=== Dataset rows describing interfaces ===

#####

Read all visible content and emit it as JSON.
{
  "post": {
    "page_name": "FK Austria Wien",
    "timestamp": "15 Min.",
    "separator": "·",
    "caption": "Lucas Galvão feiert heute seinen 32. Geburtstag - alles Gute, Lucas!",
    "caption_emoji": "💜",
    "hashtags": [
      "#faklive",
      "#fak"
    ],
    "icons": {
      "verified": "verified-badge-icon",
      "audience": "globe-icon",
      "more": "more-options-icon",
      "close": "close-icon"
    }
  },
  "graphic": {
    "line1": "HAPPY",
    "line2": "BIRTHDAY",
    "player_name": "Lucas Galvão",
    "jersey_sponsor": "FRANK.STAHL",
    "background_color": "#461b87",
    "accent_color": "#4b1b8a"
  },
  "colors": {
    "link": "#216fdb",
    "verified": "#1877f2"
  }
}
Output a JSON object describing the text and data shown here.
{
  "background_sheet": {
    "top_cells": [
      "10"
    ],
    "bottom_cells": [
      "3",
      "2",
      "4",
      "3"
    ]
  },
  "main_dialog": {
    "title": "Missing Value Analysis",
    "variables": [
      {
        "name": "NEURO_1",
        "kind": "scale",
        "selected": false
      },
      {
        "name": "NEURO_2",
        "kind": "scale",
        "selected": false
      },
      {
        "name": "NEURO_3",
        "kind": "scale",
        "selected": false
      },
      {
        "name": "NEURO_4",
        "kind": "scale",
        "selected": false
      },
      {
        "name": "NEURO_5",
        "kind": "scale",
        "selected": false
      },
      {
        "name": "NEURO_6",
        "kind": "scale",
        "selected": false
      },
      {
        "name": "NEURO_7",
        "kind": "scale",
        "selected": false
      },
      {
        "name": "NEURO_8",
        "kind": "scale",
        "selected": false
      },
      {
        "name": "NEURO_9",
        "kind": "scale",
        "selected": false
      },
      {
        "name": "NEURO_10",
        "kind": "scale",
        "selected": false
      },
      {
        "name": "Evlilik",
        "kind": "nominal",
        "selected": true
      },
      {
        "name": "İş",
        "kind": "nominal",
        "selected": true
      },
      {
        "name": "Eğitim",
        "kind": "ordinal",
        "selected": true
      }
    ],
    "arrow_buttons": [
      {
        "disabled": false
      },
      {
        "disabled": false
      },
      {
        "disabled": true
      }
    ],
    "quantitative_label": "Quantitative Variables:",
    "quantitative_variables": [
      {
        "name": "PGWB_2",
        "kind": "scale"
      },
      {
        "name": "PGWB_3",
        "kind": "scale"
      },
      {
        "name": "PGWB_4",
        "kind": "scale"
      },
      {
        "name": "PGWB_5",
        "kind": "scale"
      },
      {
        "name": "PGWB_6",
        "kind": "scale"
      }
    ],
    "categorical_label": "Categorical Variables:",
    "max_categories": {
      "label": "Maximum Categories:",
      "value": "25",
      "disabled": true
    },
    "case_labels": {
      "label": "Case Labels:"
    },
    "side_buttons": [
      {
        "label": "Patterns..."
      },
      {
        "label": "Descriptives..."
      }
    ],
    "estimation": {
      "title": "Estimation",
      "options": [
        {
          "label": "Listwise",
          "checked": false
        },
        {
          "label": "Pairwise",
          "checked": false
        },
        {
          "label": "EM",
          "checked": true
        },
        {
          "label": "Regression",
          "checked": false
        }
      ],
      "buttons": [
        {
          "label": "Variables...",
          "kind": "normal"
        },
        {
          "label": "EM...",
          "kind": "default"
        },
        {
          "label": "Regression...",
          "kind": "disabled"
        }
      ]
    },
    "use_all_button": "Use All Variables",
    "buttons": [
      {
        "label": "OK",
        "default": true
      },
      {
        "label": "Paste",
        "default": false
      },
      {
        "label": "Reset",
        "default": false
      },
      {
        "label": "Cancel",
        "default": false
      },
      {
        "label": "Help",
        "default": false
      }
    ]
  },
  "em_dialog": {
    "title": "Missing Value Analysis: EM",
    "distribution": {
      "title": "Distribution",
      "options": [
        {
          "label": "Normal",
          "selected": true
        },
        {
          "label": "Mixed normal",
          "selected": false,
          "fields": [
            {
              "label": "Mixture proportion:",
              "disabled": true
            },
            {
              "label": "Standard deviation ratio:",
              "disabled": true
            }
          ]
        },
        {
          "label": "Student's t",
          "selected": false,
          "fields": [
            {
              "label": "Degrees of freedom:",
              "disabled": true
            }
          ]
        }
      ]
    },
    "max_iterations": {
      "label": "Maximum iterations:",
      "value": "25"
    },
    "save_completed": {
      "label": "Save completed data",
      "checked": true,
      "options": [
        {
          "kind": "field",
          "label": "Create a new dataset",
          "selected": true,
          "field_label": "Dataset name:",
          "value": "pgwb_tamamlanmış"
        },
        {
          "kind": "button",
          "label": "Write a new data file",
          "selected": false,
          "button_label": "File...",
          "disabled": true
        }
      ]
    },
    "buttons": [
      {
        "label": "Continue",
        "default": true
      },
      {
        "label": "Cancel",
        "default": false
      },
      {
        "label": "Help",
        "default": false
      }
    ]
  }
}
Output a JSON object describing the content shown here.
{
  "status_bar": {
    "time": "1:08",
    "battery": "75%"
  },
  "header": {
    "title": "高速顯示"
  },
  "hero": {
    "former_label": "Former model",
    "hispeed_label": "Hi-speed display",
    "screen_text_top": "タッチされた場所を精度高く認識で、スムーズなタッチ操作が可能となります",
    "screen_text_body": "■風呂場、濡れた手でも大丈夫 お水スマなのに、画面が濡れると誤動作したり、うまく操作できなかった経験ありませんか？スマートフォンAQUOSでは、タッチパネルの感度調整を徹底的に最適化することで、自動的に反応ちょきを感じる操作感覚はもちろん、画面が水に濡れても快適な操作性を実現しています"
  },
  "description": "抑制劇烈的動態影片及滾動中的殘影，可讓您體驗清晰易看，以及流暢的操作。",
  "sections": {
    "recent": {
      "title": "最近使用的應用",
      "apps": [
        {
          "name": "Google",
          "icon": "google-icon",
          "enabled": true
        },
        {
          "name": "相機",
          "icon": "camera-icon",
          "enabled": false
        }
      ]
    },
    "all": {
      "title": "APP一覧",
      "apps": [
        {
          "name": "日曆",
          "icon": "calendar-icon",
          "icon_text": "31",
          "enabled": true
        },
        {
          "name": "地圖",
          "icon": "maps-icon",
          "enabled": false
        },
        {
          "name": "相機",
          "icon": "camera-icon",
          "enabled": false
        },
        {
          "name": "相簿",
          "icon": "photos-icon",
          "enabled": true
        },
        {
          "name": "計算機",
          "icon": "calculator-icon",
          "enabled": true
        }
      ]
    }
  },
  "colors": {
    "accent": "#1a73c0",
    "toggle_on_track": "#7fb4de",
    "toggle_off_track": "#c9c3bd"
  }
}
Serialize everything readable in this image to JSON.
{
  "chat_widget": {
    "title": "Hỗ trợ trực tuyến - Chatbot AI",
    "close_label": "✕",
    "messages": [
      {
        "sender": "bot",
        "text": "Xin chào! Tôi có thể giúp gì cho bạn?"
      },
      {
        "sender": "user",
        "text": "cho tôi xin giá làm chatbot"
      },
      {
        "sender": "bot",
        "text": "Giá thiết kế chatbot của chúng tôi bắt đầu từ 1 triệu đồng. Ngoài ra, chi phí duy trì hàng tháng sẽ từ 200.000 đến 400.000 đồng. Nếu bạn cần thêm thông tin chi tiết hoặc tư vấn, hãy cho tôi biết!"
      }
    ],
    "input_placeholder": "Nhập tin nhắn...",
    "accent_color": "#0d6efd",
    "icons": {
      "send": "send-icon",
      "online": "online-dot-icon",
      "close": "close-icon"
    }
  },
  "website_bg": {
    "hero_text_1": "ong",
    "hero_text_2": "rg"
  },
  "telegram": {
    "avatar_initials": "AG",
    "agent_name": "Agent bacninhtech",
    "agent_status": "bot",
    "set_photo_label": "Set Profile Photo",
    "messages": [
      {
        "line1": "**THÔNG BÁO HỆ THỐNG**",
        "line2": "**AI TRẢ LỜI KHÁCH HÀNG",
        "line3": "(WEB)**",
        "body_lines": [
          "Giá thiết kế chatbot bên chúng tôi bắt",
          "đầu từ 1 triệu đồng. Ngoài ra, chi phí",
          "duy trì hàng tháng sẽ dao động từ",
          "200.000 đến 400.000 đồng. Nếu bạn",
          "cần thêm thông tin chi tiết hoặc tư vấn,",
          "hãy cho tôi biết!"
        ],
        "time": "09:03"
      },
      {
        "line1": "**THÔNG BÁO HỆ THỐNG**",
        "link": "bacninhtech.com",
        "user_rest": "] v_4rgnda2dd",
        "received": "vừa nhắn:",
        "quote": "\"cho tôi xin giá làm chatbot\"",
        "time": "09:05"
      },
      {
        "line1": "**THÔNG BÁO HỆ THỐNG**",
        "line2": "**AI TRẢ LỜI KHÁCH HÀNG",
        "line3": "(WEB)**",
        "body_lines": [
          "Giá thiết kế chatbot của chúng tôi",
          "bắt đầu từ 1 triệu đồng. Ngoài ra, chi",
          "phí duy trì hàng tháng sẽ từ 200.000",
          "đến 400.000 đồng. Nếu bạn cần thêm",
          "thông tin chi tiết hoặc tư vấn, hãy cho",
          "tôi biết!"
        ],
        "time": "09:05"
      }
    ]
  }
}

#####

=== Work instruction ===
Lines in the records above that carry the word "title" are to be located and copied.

=== Your solution ===
    "title": "Missing Value Analysis",
      "title": "Estimation",
    "title": "Missing Value Analysis: EM",
      "title": "Distribution",
    "title": "高速顯示"
      "title": "最近使用的應用",
      "title": "APP一覧",
    "title": "Hỗ trợ trực tuyến - Chatbot AI",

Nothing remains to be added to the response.